A Case Against no-reply Emails

Something’s been nagging me for a long time so hear me out: no-reply email addresses are a lazy, arguably contemptuous practice. Try as I might, and I have given this a lot of thought through the years, I cannot fathom a scenario in which sending an email to my users or customers from a no-reply@yourbrand.com address is preferable to doing so with a proper, valid, absolutely-please-do-reply-to-this email address.

I’m willing to bet that if you think about it you would come to a similar conclusion.

What does it represent?

Before we go into specific use cases, let’s take a step back and examine the implications. Because, to be quite frank, even if there were a valid use case, what no-reply@yourbrand.com says about the sender and whether they value the recipient isn’t something most people would want said about their organization.

Imagine receiving a package in the mail. It’s a really cool thing you ordered online, so you can’t wait to tear into the packaging, but before you do you notice the sender’s address on the shipping label reads:

Please send your letters to:
Really Cool Stuff, Inc.
#321 Cool Things Rd.
Cool Things City, CT 51243

That’s pretty lousy, isn’t it?

It’s certainly not an appropriate message to send to our customers. Yet that’s pretty much what we’re saying every time we send an email from a no-reply address. That’s the message most online brands send to their customers every day, millions of times per day. Amazon makes this even worse by making the from: field something like shipment-tracking@amazon.com or order-update@amazon.com and giving the reply-to: field the value no-reply@amazon.com. The usefulness of these sender addresses is not lost on me (users may set up rules for automatically labeling and archiving emails from these senders, for example), but obscuring the fact that they are not to be replied to helps no one. It’s hard to imagine a company with so many resources can’t figure out what to do with email replies sent to a shipment-tracking@amazon.com inbox.
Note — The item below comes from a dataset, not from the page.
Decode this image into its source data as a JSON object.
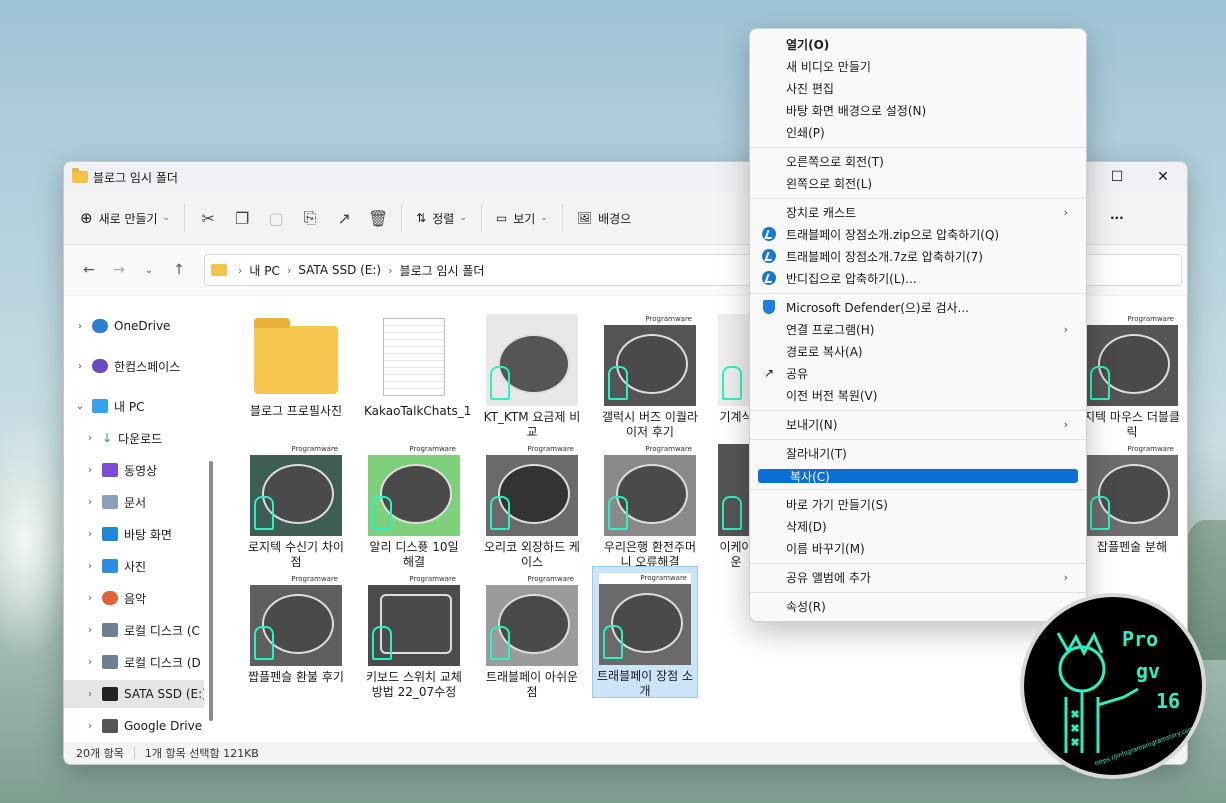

What’s the alternative?

Although in practice it can at times be tricky to implement, the answer is quite simple: when you come across the need to send an email programmatically, consider the reasons for which someone might need to reply, and populate the from: field accordingly. When it doubt, it might help to consider what the appropriate address from which to send the email would be if you were sending it by hand and expecting a conversation. Here are a few examples:

  • Order and shipping confirmations could be sent from an orders@yourbrand.com address, replies to which get handled internally and assigned to a customer service representative.
  • Website registration emails could come from a support@yourbrand.com address in case the new user is having issues with next steps.
  • Donation confirmation emails could perhaps be sent from an outreach@yourbrand.com address in case the user has questions about how their donation will be used, or how they can get more involved.
  • Announcement emails should go out from an email address that is handled by whichever part of your organization is responsible for answering questions about the (hopefully exciting) new developments described in the email.
  • An apology for, say, a privacy scandal concerning changes to your app’s EULA should probably come from your CEO’s own email address. (It’s an apology, right? And you’re actually sorry for the grief caused, right? So don’t phone it in.)

If you’re sensing a pattern here, it’s because there is one. Behind every communication, automated or otherwise, there is a person or group of people who is responsible for it. In front of that email is a person who might have something valuable to say in response. It’s time we start acting like facilitating communication between these people is high on our list of priorities, because it really should be.

Ditching the no-reply email address is in the best interest of our users and —by extension— that of our clients.